Anthony Hopkins and Jonathan Pryce power this papal bromance
The Two Popes is a semi-fictionalised account of how the current Pope Francis ended up taking the papal reins from Pope Benedict XVI in 2013
- Published 22.12.19, 7:44 PM
- Updated 22.12.19, 7:48 PM
- 3 mins read
On the surface, The Two Popes functions almost like a buddy movie. Except that the friendship is, of course, between two Popes. But despite its sombre — and often intimidating — subject and setting, director Fernando Meirelles manages to craft a film that scores as a Pontiff bromance. Now, that’s a first.
The Two Popes is a semi-fictionalised account of how the current Pope Francis ended up taking the papal reins from Pope Benedict XVI in 2013. But more importantly, it tells the tale — mostly imaginary, but stitched together expertly by Meirelles, aided by a taut script penned by Anthony McCarten — of the unlikely friendship that developed between the two over the course of a few meetings, with the more affable Francis carefully chipping away at the uptight Benedict’s tetchy demeanour to strike up a comradeship. A bond that grew over raucously screaming at football matches, conversing about Abba and The Beatles and sharing slices of pizza.
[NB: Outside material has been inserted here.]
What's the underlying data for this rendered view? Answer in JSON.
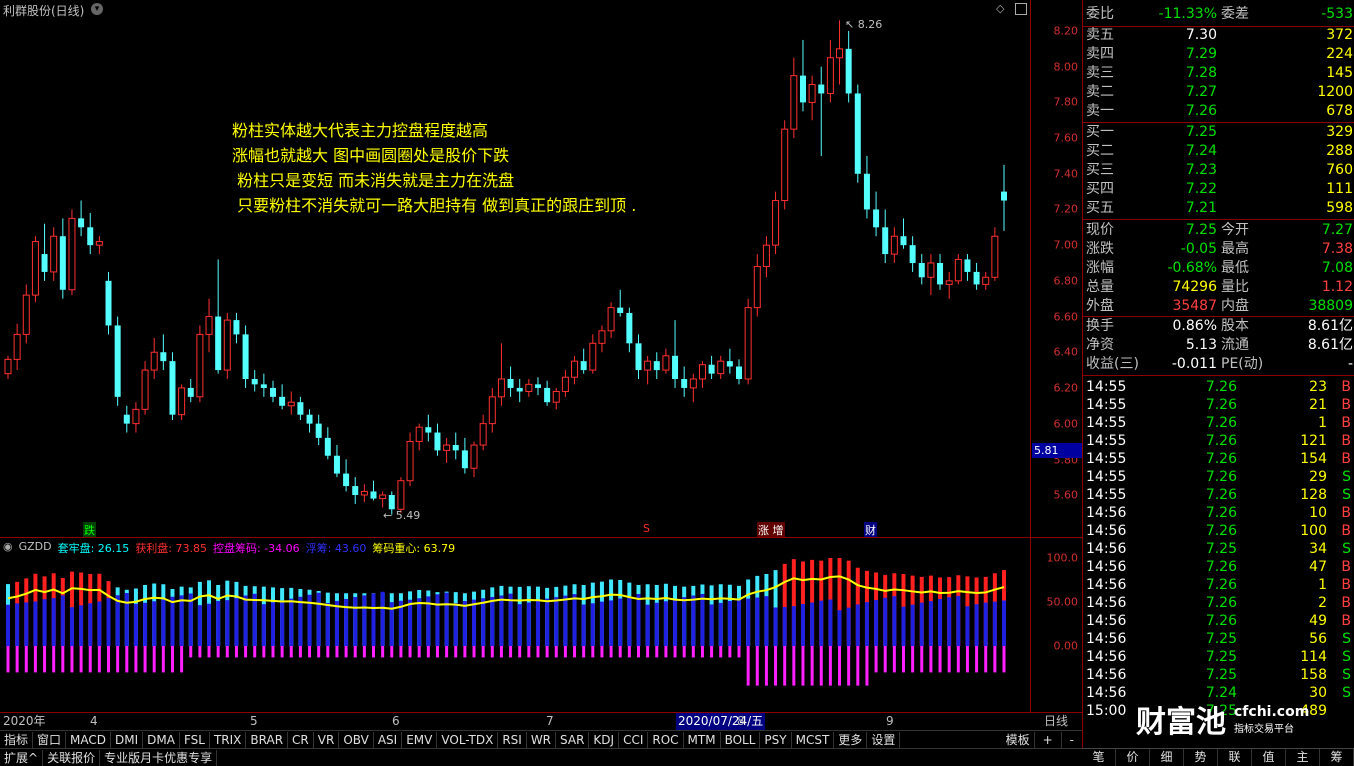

The Two Popes starts off intriguingly, with scenes familiar to those who follow the papal succession playing out on TV. The present segues seamlessly to the past, more specifically 2005, when the death of Pope John
Paul II led to a nail-biting few days of the cardinals getting ready to vote for the new Pontiff.
What follows is a series of scenes, filmed almost like a documentary, of the cardinals hunched over, votes being cast, followers waiting outside with bated breath to witness a decision being made in the form of black or white smoke wafting out of the Vatican chimney…. In a closely contested battle, it’s the German cardinal, Ratzinger (Anthony Hopkins) who gets elected as Pope Benedict, stealing a march over the Argentinian radical reformist Jorge Bergoglio (Jonathan Pryce). The two are not on the best terms, the cursory handshake at the end of the vote-off speaking volumes about the strained relationship between them.
But things change in the next few years, with the dramatic core of The Two Popes resting on a meeting between the two men, initiated by Benedict, at the papal country house in the Italian countryside. Bergoglio has been hoping to retire and he wants to break it to Pope Benedict. Benedict, plagued by aspersions of financial corruption and incompetence in dealing with prickly issues plaguing the Church, is looking for a successor. Though their views and temperaments are very different, Benedict thinks Bergoglio — aka Pope Francis — is the right man for the job.
Conversations — real and imagined — are the driving force of the narrative of The Two Popes. Despite the verbosity — there’s plenty of talk and walk, walk and talk… garden to chapel, living room to dining table — Meireless scores in keeping things brisk and busy, winning over the viewer with the gradual thawing of the relationship between the two men. In the process, the Brazilian filmmaker manages to come up with an immensely watchable film, with a lot of the credit going to the screenplay penned by ‘biopic man’ McCarten — The Theory of Everything, Darkest Hour, Bohemian Rhapsody and now The Two Popes… this man’s on a roll.
But this is essentially a no-ruffling-of-feathers outing. A reference to sexual abuse within the Church is made in passing but not carried through and Francis’s dodgy alignment with Argentinian military dictatorship in the 1970s is depicted sketchily. Meirelles’s primary focus is on humanising the papacy and he succeeds gloriously. His long-time collaborator Cesar Charlone — they worked together on Meirelles’s seminal City of God, besides a few others — shoots the film lucidly and lovingly, with the recreation of the Sistine Chapel — built on a set at Rome’s Cinecitta Studios — guaranteed to make your jaw drop.
Unsurprisingly, what makes The Two Popes the film it is are its central performances. Hopkins and Pryce are in supreme form. While Pryce turns in the more assured act, Hopkins makes you chuckle with the quirks he lends to Benedict. The man has a penchant for Austrian cop-dog series Kommissar Rex and can’t go through a meal without a bottle of Fanta, all of which lend the film its humane and humorous touches.
Hopkins plays Benedict with a gruff exterior, but with a perpetual twinkle in the eye, with Pryce serving as the perfect foil. Together they are movie magic… whether it’s ordering in pizza and biting into the slices with glee or stealing a precious moment to break into a tango together. Papal bromance, did we say?